- Classes with Dr. Mandy Catron (English), Dr. Amin Ghaziani (Sociology), Dr. Anne Simpson (French), Dr. Silvia Bartolic (Sociology), Dr. Catherine Rawn (Psychology), and Dr. Rima Wilkes (Sociology).
- Finishing my preliminary interview for the Rhodes scholarship and finding that seven students from UBC’s University Christian Ministries prayed for me during the whole hour! Wow!
- All of the opportunities that I either missed, failed at, or did not end up choosing: these represent the power of possibility and what UBC has to offer its students.
How do you find a balance between involvement and academics?
Those who know me well would laugh at this question. In community involvement and in academics, there is always one more task that can be done. This could be anything from spending another hour finding people to donate to our refugee family, or taking this same hour to proofread an important essay before its due. During my fourth year, I learned the ultimate importance of doing one thing at a time, beginning with tasks that bring the most joy. One of my favourite activities to find balance during my degree was simply laying on the floor with acrylic paints and a blank canvas, or having friends over for dinner. For me, it’s all about the people that fill my life within involvement and academics, and beyond them.
You recently received a 2017 Outstanding Leader award. What makes a great Arts student leader?
Simply, my answer would be perseverance. There is nothing easy about leadership, because leadership involves sacrifice, challenging social norms, pushing personal barriers, and sometimes, for the benefit of the group, compromising one’s own needs to some degree. I am not saying that leaders should overlook rest, if anything they should prioritize it! However, a great Arts student leader is someone who is willing to truly dedicate themselves to one or multiple causes over a long period of time, which occurs most successfully when those causes or activities are close to the heart of the leader.
What are the top three things that every UBC Arts student should do before they graduate?

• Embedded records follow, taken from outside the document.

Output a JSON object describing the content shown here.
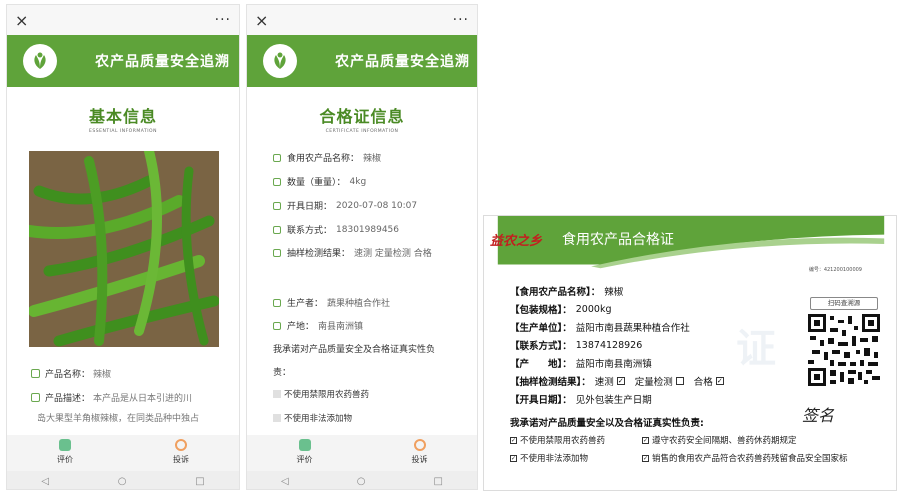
{
  "screen1": {
    "close_icon": "×",
    "more_icon": "···",
    "banner_title": "农产品质量安全追溯",
    "section_title": "基本信息",
    "section_subtitle": "ESSENTIAL INFORMATION",
    "product_name_label": "产品名称：",
    "product_name_value": "辣椒",
    "product_desc_label": "产品描述：",
    "product_desc_value": "本产品是从日本引进的川",
    "product_desc_line2": "岛大果型羊角椒辣椒，在同类品种中独占",
    "tabs": [
      {
        "label": "评价"
      },
      {
        "label": "投诉"
      }
    ],
    "nav": [
      "◁",
      "○",
      "□"
    ]
  },
  "screen2": {
    "close_icon": "×",
    "more_icon": "···",
    "banner_title": "农产品质量安全追溯",
    "section_title": "合格证信息",
    "section_subtitle": "CERTIFICATE INFORMATION",
    "fields": [
      {
        "label": "食用农产品名称：",
        "value": "辣椒"
      },
      {
        "label": "数量（重量）：",
        "value": "4kg"
      },
      {
        "label": "开具日期：",
        "value": "2020-07-08 10:07"
      },
      {
        "label": "联系方式：",
        "value": "18301989456"
      },
      {
        "label": "抽样检测结果：",
        "value": "速测 定量检测 合格"
      },
      {
        "label": "生产者：",
        "value": "蔬果种植合作社"
      },
      {
        "label": "产地：",
        "value": "南县南洲镇"
      }
    ],
    "pledge": "我承诺对产品质量安全及合格证真实性负",
    "pledge_line2": "责：",
    "checks": [
      "不使用禁限用农药兽药",
      "不使用非法添加物"
    ],
    "tabs": [
      {
        "label": "评价"
      },
      {
        "label": "投诉"
      }
    ],
    "nav": [
      "◁",
      "○",
      "□"
    ]
  },
  "cert": {
    "brand": "益农之乡",
    "title": "食用农产品合格证",
    "serial": "编号：421200100009",
    "scan_button": "扫码查溯源",
    "fields": [
      {
        "label": "【食用农产品名称】：",
        "value": "辣椒"
      },
      {
        "label": "【包装规格】：",
        "value": "2000kg"
      },
      {
        "label": "【生产单位】：",
        "value": "益阳市南县蔬果种植合作社"
      },
      {
        "label": "【联系方式】：",
        "value": "13874128926"
      },
      {
        "label": "【产　　地】：",
        "value": "益阳市南县南洲镇"
      }
    ],
    "test_label": "【抽样检测结果】：",
    "test_options": [
      {
        "label": "速测",
        "checked": true
      },
      {
        "label": "定量检测",
        "checked": false
      },
      {
        "label": "合格",
        "checked": true
      }
    ],
    "issue_label": "【开具日期】：",
    "issue_value": "见外包装生产日期",
    "pledge": "我承诺对产品质量安全以及合格证真实性负责:",
    "signature": "签名",
    "checks": [
      "不使用禁限用农药兽药",
      "遵守农药安全间隔期、兽药休药期规定",
      "不使用非法添加物",
      "销售的食用农产品符合农药兽药残留食品安全国家标"
    ],
    "colors": {
      "green": "#5fa33a",
      "brand_red": "#c21f1f"
    }
  }
}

- Find time to publish! It can be hard to find the time to consider undergraduate or peer-reviewed publication opportunities amidst a never ending treadmill of deadlines and exams. Especially in the Faculty of Arts, students write countless papers which take hundreds of hours in total over at least four years! In hindsight, I would have considered how I could modify these writing assignments to fit the criteria for journal articles, as this would bridge the gap between course work and professional development.. My first publication just arrived at my front door and it felt great!
- Make friends with your professors. Professors are awesome. Each of them was once a student and many understand where you’re at: deadlines, writing assignments, and the stress of academia do not disappear in the professional world! In my experience, friendships with professors have extended well beyond my degree and have come to life through invitations to some of the most meaningful experiences of my undergraduate career, including travel and scholarship opportunities.
- If you don’t love something, don’t do it! Even for your resume! It’s not worth it!
What’s next for you?
This summer, I am flying to the Middle East with an international humanitarian organization – we will be spending time with Syrian refugees, and I will also be meeting the young adults that AMS Refugee Relief at UBC is privately sponsoring. We have raised $20,000 of the $40,000 necessary to privately sponsor this group: casual plug if anyone wants to donate on our website! After this, I am going to the U.K. to visit Oxford with friends, and then to France as an independent traveller.
This fall, I’m pursuing my Master of Arts with support from the Social Science and Humanities Research Council. As much as I have specific dreams and goals, life never unfolds quite as we expect. For example, coming to UBC in my first year, there is no part of me that thought I would be answering a Q&A for a leadership award. I’m excited for the many surprises to come!